= WHAT THE TASK ASKS =
Scan the records for "your" and copy each line that contains it.

= EXTRACTED ENTRIES =
*****

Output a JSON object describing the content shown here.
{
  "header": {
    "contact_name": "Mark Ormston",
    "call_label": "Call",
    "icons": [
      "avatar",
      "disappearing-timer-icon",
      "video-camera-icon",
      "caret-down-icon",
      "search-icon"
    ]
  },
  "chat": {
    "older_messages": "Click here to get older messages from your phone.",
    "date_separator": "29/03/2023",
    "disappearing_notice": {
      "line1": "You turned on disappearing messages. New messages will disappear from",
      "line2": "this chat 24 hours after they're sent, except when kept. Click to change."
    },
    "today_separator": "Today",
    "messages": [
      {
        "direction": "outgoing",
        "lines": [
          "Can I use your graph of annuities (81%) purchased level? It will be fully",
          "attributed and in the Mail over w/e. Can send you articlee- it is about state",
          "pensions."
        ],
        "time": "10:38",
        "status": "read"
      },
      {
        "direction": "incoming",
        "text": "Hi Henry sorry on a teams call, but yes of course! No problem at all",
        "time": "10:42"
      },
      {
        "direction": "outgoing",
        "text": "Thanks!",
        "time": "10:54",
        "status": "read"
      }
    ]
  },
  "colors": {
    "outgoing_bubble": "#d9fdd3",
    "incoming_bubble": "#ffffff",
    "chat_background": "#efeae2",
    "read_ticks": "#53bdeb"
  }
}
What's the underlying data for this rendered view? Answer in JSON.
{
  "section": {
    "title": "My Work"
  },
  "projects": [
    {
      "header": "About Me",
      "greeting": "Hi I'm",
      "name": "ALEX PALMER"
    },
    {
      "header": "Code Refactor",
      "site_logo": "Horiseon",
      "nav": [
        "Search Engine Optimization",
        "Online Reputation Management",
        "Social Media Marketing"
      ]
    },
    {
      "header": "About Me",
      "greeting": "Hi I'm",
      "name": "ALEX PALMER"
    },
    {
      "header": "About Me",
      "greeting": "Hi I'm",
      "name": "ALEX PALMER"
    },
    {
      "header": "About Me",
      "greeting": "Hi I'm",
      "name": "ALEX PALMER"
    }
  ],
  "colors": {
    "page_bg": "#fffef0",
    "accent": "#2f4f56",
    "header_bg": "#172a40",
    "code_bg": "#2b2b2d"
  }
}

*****

= SOLVED EXERCISE =
    "older_messages": "Click here to get older messages from your phone.",
          "Can I use your graph of annuities (81%) purchased level? It will be fully",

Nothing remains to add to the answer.